Straight thoughts 130

March 21, 2005

After many ups and downs, the Terri Schiavo case, ignored in the past by the politically-correct, culture-of-death media, has become so important that it could not be ignored by the Us Congress, by the US Senate, by the US President and by the media.

The US Congress has taken the unprecedented action to reconvene on a Sunday night and have a vote after midnight. More importantly, the vote was 203-58 in favour of the legislation that allows the family to appeal to the federal courts.

In the meantime the Canadian media, with their usual bias, are trying their best to discredit the action of the US Congress. The Globe and Mail for example is misrepresenting the purpose of the legislation by asking the question, under the guise of an informal poll: "Do you believe U.S. Republicans are doing the right thing in creating legislation to prolong the life of brain-damaged Terri Schiavo?".

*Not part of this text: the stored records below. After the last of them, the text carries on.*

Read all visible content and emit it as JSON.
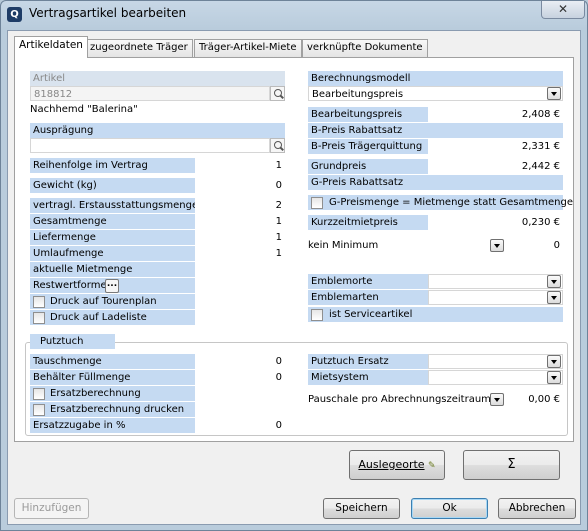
{
  "window": {
    "title": "Vertragsartikel bearbeiten",
    "app_icon_glyph": "Q",
    "close_glyph": "✕"
  },
  "tabs": [
    "Artikeldaten",
    "zugeordnete Träger",
    "Träger-Artikel-Miete",
    "verknüpfte Dokumente"
  ],
  "left": {
    "artikel_label": "Artikel",
    "artikel_value": "818812",
    "artikel_name": "Nachhemd \"Balerina\"",
    "auspraegung_label": "Ausprägung",
    "auspraegung_value": "",
    "reihenfolge_label": "Reihenfolge im Vertrag",
    "reihenfolge_value": "1",
    "gewicht_label": "Gewicht (kg)",
    "gewicht_value": "0",
    "erstausstattung_label": "vertragl. Erstausstattungsmenge",
    "erstausstattung_value": "2",
    "gesamtmenge_label": "Gesamtmenge",
    "gesamtmenge_value": "1",
    "liefermenge_label": "Liefermenge",
    "liefermenge_value": "1",
    "umlaufmenge_label": "Umlaufmenge",
    "umlaufmenge_value": "1",
    "mietmenge_label": "aktuelle Mietmenge",
    "restwertformel_label": "Restwertformel",
    "restwertformel_button": "...",
    "tourenplan_label": "Druck auf Tourenplan",
    "ladeliste_label": "Druck auf Ladeliste"
  },
  "right": {
    "berechnungsmodell_label": "Berechnungsmodell",
    "berechnungsmodell_value": "Bearbeitungspreis",
    "bearbeitungspreis_label": "Bearbeitungspreis",
    "bearbeitungspreis_value": "2,408 €",
    "bpreis_rabatt_label": "B-Preis Rabattsatz",
    "bpreis_rabatt_value": "",
    "bpreis_traeger_label": "B-Preis Trägerquittung",
    "bpreis_traeger_value": "2,331 €",
    "grundpreis_label": "Grundpreis",
    "grundpreis_value": "2,442 €",
    "gpreis_rabatt_label": "G-Preis Rabattsatz",
    "gpreis_rabatt_value": "",
    "gpreismenge_label": "G-Preismenge = Mietmenge statt Gesamtmenge",
    "kurzzeit_label": "Kurzzeitmietpreis",
    "kurzzeit_value": "0,230 €",
    "minimum_label": "kein Minimum",
    "minimum_value": "0",
    "emblemorte_label": "Emblemorte",
    "emblemarten_label": "Emblemarten",
    "serviceartikel_label": "ist Serviceartikel"
  },
  "putztuch": {
    "group_label": "Putztuch",
    "tauschmenge_label": "Tauschmenge",
    "tauschmenge_value": "0",
    "behaelter_label": "Behälter Füllmenge",
    "behaelter_value": "0",
    "ersatzberechnung_label": "Ersatzberechnung",
    "ersatzdruck_label": "Ersatzberechnung drucken",
    "ersatzzugabe_label": "Ersatzzugabe in %",
    "ersatzzugabe_value": "0",
    "putztuch_ersatz_label": "Putztuch Ersatz",
    "mietsystem_label": "Mietsystem",
    "pauschale_label": "Pauschale pro Abrechnungszeitraum",
    "pauschale_value": "0,00 €"
  },
  "buttons": {
    "auslegeorte": "Auslegeorte",
    "sigma": "Σ",
    "hinzufuegen": "Hinzufügen",
    "speichern": "Speichern",
    "ok": "Ok",
    "abbrechen": "Abbrechen"
  },
  "colors": {
    "label_bg": "#c5daf2",
    "titlebar": "#c7d7e6"
  }
}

The US Congress recognizes its Constitutional requirement to protect the life, freedom and opportunity for every citizen. President Bush pointed out that when there is a doubt, the courts "should have a presumption in favor of life" and that "The culture of life must extend to individuals with disabilities."

However, the confusion generated by many radio talk shows and other media has not yet been clarified.

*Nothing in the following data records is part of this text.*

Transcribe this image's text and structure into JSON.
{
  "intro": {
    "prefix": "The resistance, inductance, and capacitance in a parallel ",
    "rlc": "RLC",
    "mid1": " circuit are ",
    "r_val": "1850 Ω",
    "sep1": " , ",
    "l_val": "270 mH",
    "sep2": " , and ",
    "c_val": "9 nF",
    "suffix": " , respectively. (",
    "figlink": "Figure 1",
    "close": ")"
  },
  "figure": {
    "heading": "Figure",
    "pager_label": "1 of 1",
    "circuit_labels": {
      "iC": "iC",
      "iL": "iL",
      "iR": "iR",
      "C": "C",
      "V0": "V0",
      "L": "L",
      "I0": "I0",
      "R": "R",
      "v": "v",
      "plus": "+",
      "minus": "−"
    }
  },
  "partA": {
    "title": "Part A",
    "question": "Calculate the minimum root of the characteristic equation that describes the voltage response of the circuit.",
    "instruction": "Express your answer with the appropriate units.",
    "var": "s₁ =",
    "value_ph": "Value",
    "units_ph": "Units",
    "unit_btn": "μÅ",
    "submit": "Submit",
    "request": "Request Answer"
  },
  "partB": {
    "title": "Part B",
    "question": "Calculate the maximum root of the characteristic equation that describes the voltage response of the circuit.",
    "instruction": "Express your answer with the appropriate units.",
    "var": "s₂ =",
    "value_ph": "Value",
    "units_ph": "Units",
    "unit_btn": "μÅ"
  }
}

On one side of the argument some commentators try to explain how, in the interest of a a dignified death (presumably because of an un-dignified quality of life) Terri should be starved to death as an act of compassion. They are prepared to believe those medical reports that assure that Terri is incapable of feeling any pain, or anything at all. They are prepared to believe the husband's story that Terri would not want to live this way.

On the other side of the argument, some commentators are trying to analyze Terri's particular case, the possibility of her having been abused, the possibility of her husband lying, her ability to follow a balloon and her ability to react by screaming, when she was asked to say: "I want to live".

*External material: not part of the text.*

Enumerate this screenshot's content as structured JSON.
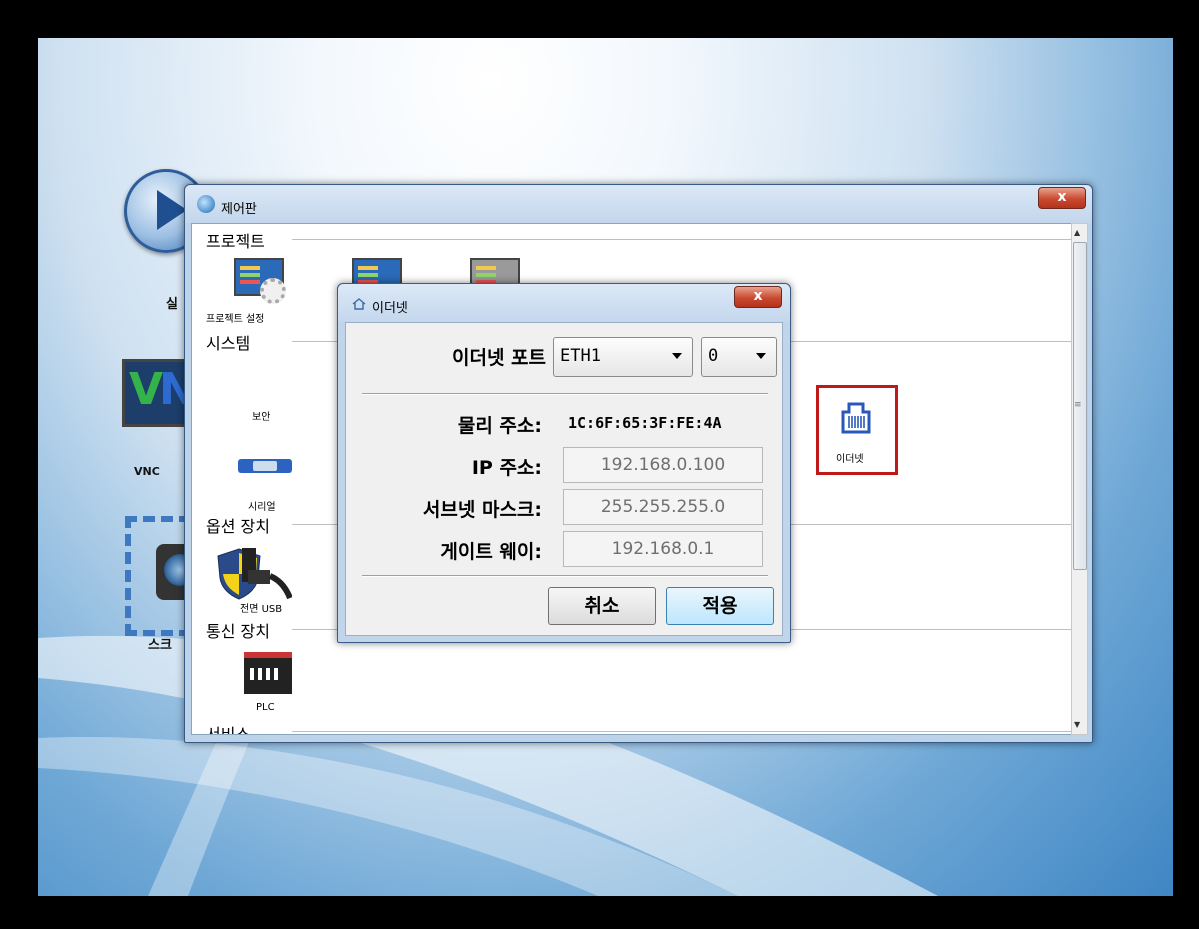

What many commentators are missing is moral direction. What to do in these cases?

The answer is simpler than expected.

First we need to distinguish between "ordinary means", such as food and water, versus "extraordinary means" of life support.

Once that has been clarified, then the moral directive is "Not to ever deny a human being ordinary means of life support", independently of the person's condition, ability to think or react. Life is an inalienable right of all human beings. Do we not sustain life by feeding babies? Do we not feed people in a coma? Do we not feed the disabled?

A decision based on medical factors can be very complicated and, even if assumed correct, physicians have been proven wrong many times by extraordinary recoveries.

Independently of all the questions about Terri's condition, not only the US Congress, the President, and the Courts, but also the media should quickly qualify this case as "solved". Terri must be allowed to live if ordinary means are enough to sustain her.

It should be made known that defending life is a constitutional requirement of the US government. It is unconstitutional in the US to allow judges or anyone else to deny ordinary means of life support to anyone.

In Canada, the left would like to force our government to take care of the poor by providing them with food and housing. Why then would we deny life, food and water to the most defenseless - the unborn and the handicapped?

Defending all life, as it is spelled out in the Principles of the Family Coalition Party, should also be spelled out in the Canadian Constitution as the primary objective of government.

We can make that become a reality by promoting a culture of life and true compassion.